“The early projections when it was first discovered were that it wouldn’t make it to Canada. And now with climate change, projections are going to become more widespread in Canada and certainly in the United States,” Pell said.

Arms In The Air And Smiling

During An Engagement Shoot, We Came Across This Truck In A Tree

The ‘Hungry Tree’, Slowing Devouring A Park Bench In Dublin, Ireland

After 10 Months This Tree Has Almost Swallowed A Key

Additional climate change threats include worsening drought conditions in parts of the country, widespread wildfires, and more intense storms with heavy rain. Other stressors for trees come from development and agriculture.

“What we’ve identified are the species that are most at risk,” Pell said. “And we’re also looking at some habitats that are most impressive on some of these areas and coastal environments, for example, that are under threat for development, and thinking about ways that we can conserve plants, both from a land perspective but also looking at what can we do for individual species that are really at risk.”

Massive Strangler Fig

Tree Astride A Wall

You Would Squint Too, If You Had To Gobble Up A Traffic Sign

This Tree Devouring The Buddha Statue

One thing they can do is protect their habitat. Specialists are also working to put at-risk trees in living collections — places like botanic gardens and arboretums.

Through the study, researchers found that there are currently 17 species of trees not found in living collections that need a new home.

Trees Sucking On A Swing In New Jersey

The Way This Tree Is Stripping The Paint Off This Sign Only To Cover Itself In Paint

This Forgotten Bike That Grew Into A Tree

I Lost These Glasses 10 Years Ago. Apparently, This Young Hackberry Has Taken Over Them


One of them is the Franklin Tree, also known as the Franklinia, which is native to the state of Georgia.

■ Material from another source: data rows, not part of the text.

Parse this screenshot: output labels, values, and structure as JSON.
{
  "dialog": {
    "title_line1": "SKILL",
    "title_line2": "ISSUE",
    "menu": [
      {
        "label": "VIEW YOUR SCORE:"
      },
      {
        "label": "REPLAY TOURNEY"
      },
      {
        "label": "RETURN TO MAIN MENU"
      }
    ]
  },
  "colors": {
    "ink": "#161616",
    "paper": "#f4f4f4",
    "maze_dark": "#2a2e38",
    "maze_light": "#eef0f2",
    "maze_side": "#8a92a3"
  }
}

It was collected in the 1800s and never seen in the wild again. Now, however, it’s found in over 100 living collections. An encouraging success story when you consider what is at risk if we lose threatened trees.

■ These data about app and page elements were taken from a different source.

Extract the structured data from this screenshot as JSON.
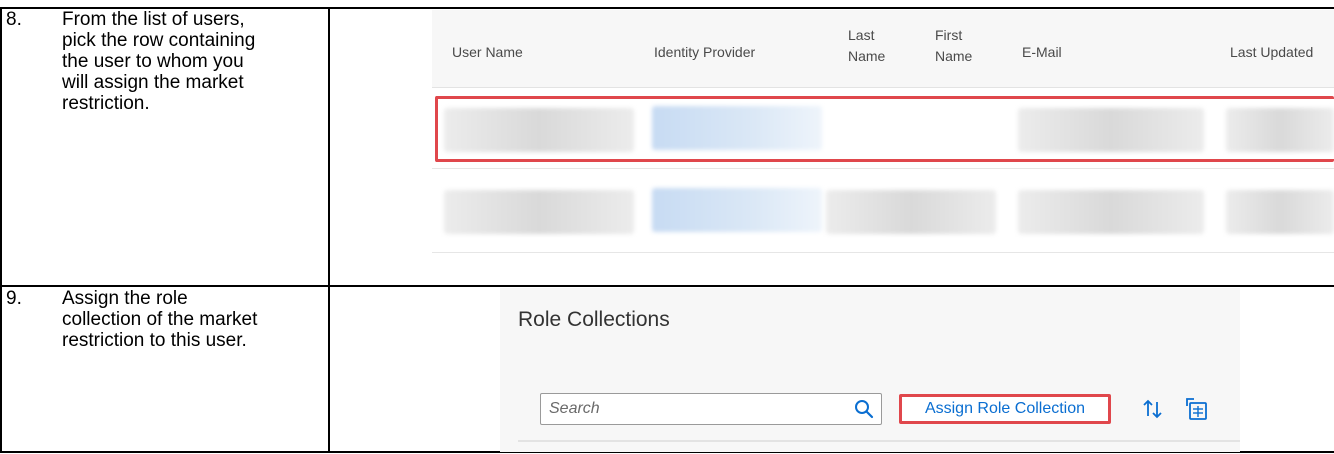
{
  "steps": [
    {
      "number": "8.",
      "lines": [
        "From the list of users,",
        "pick the row containing",
        "the user to whom you",
        "will assign the market",
        "restriction."
      ]
    },
    {
      "number": "9.",
      "lines": [
        "Assign the role",
        "collection of the market",
        "restriction to this user."
      ]
    }
  ],
  "user_list": {
    "columns": [
      {
        "lines": [
          "User Name"
        ]
      },
      {
        "lines": [
          "Identity Provider"
        ]
      },
      {
        "lines": [
          "Last",
          "Name"
        ]
      },
      {
        "lines": [
          "First",
          "Name"
        ]
      },
      {
        "lines": [
          "E-Mail"
        ]
      },
      {
        "lines": [
          "Last Updated"
        ]
      }
    ],
    "highlight_color": "#e0474c"
  },
  "role_collections": {
    "title": "Role Collections",
    "search_placeholder": "Search",
    "search_value": "",
    "assign_button_label": "Assign Role Collection",
    "link_color": "#0a6ed1"
  },
  "icons": [
    "search-icon",
    "sort-icon",
    "export-icon"
  ]
}
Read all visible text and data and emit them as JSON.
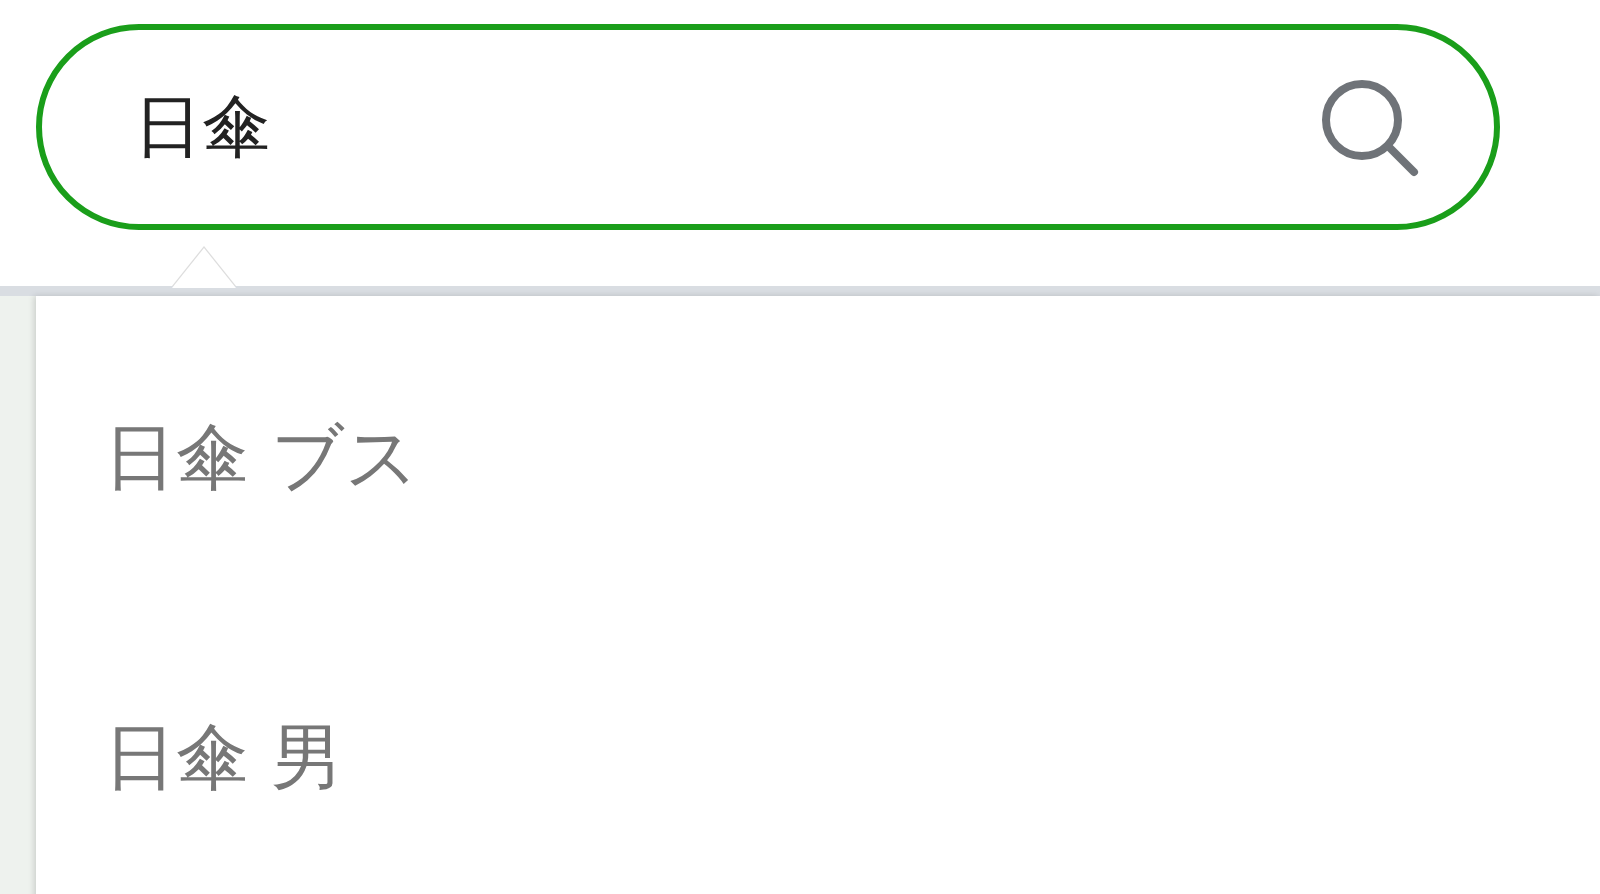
{
  "search": {
    "value": "日傘"
  },
  "suggestions": [
    {
      "text": "日傘 ブス"
    },
    {
      "text": "日傘 男"
    }
  ]
}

This Tree Swallowing A Trespassing Sign

This Magic 8 Ball Has Been Here For A Magical 8 Years

This Tree That Has Absorbed It’s Bench Over The Years

I Don’t Know Why They Had To Replace A Perfectly Good Sign


“Our livelihood is the environment,” Pell said. “Trees are one of the most important organisms when it comes to the health of our natural environments here in the United States.”

As we can see from the pictures, they really want to live. All we need to do is to help them more than we threaten them.

Trees Get Hangry Too

This Tree Grew Around A Fire Hydrant

A Tree In Front Of My Parent’s House Grew Around An Old Hand Grenade

Was Told This Belongs Here. An Oak Tree Growing Around An Electrical Box

A Victorian-Era Post Box Being Slowly Swallowed By A Tree

Tree Grew Into This Rock And Made A Natural Pickaxe

This Tree Grew Over A Grave Stone And Took The Cross With It

My Basketball Hoop From The 90s

It Knows No Limits. Tree Consumes Metal Sign On The Hiking Trail

Saw This On My Lunch Break Yesterday

Found A Trail With A Bunch Of These

Motorcycle In Pine. Laconia, NH

Found At The Abandoned Detroit Packard Plant, A Tree Consuming A Fire Hydrant

Sycamore Tree In France Looks A Bit Menacing After Devouring This No Parking Sign

Tree Sucking On The Silhouette Of A Hiker